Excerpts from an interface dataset
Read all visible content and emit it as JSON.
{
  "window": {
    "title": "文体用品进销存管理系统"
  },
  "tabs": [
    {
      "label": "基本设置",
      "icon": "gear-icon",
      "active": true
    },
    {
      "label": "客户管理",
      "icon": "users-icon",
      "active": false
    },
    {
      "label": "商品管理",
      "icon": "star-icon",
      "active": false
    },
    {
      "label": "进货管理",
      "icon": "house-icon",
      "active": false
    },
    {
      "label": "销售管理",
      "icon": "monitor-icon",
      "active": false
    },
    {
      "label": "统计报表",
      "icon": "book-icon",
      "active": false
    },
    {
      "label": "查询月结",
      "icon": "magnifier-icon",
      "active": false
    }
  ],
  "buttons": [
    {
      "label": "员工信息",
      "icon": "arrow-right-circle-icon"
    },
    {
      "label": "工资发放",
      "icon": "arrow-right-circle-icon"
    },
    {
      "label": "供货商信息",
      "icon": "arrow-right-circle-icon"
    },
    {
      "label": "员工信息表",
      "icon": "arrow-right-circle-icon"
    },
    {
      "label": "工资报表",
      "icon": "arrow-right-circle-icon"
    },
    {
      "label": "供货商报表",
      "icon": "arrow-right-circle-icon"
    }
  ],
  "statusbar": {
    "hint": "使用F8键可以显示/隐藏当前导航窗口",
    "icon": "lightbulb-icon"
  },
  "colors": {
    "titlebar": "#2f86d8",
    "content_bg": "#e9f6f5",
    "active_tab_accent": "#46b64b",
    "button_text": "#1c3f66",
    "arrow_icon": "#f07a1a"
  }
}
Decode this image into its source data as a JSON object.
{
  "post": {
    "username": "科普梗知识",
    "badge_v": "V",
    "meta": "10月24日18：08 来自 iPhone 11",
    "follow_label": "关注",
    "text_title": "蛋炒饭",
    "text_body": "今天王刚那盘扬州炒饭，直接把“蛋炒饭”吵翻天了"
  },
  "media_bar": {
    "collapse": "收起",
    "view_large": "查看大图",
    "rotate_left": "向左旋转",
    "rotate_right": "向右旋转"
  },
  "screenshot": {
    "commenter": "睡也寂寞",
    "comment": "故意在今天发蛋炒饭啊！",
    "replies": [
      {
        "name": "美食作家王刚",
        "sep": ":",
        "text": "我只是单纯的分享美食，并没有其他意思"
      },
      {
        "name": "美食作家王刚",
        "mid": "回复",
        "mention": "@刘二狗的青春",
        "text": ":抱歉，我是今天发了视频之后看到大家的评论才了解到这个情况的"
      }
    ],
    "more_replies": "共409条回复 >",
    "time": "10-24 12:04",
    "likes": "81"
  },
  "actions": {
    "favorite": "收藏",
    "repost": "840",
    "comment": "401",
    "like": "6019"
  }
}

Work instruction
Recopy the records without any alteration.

Output below
Read all visible content and emit it as JSON.
{
  "window": {
    "title": "文体用品进销存管理系统"
  },
  "tabs": [
    {
      "label": "基本设置",
      "icon": "gear-icon",
      "active": true
    },
    {
      "label": "客户管理",
      "icon": "users-icon",
      "active": false
    },
    {
      "label": "商品管理",
      "icon": "star-icon",
      "active": false
    },
    {
      "label": "进货管理",
      "icon": "house-icon",
      "active": false
    },
    {
      "label": "销售管理",
      "icon": "monitor-icon",
      "active": false
    },
    {
      "label": "统计报表",
      "icon": "book-icon",
      "active": false
    },
    {
      "label": "查询月结",
      "icon": "magnifier-icon",
      "active": false
    }
  ],
  "buttons": [
    {
      "label": "员工信息",
      "icon": "arrow-right-circle-icon"
    },
    {
      "label": "工资发放",
      "icon": "arrow-right-circle-icon"
    },
    {
      "label": "供货商信息",
      "icon": "arrow-right-circle-icon"
    },
    {
      "label": "员工信息表",
      "icon": "arrow-right-circle-icon"
    },
    {
      "label": "工资报表",
      "icon": "arrow-right-circle-icon"
    },
    {
      "label": "供货商报表",
      "icon": "arrow-right-circle-icon"
    }
  ],
  "statusbar": {
    "hint": "使用F8键可以显示/隐藏当前导航窗口",
    "icon": "lightbulb-icon"
  },
  "colors": {
    "titlebar": "#2f86d8",
    "content_bg": "#e9f6f5",
    "active_tab_accent": "#46b64b",
    "button_text": "#1c3f66",
    "arrow_icon": "#f07a1a"
  }
}
Decode this image into its source data as a JSON object.
{
  "post": {
    "username": "科普梗知识",
    "badge_v": "V",
    "meta": "10月24日18：08 来自 iPhone 11",
    "follow_label": "关注",
    "text_title": "蛋炒饭",
    "text_body": "今天王刚那盘扬州炒饭，直接把“蛋炒饭”吵翻天了"
  },
  "media_bar": {
    "collapse": "收起",
    "view_large": "查看大图",
    "rotate_left": "向左旋转",
    "rotate_right": "向右旋转"
  },
  "screenshot": {
    "commenter": "睡也寂寞",
    "comment": "故意在今天发蛋炒饭啊！",
    "replies": [
      {
        "name": "美食作家王刚",
        "sep": ":",
        "text": "我只是单纯的分享美食，并没有其他意思"
      },
      {
        "name": "美食作家王刚",
        "mid": "回复",
        "mention": "@刘二狗的青春",
        "text": ":抱歉，我是今天发了视频之后看到大家的评论才了解到这个情况的"
      }
    ],
    "more_replies": "共409条回复 >",
    "time": "10-24 12:04",
    "likes": "81"
  },
  "actions": {
    "favorite": "收藏",
    "repost": "840",
    "comment": "401",
    "like": "6019"
  }
}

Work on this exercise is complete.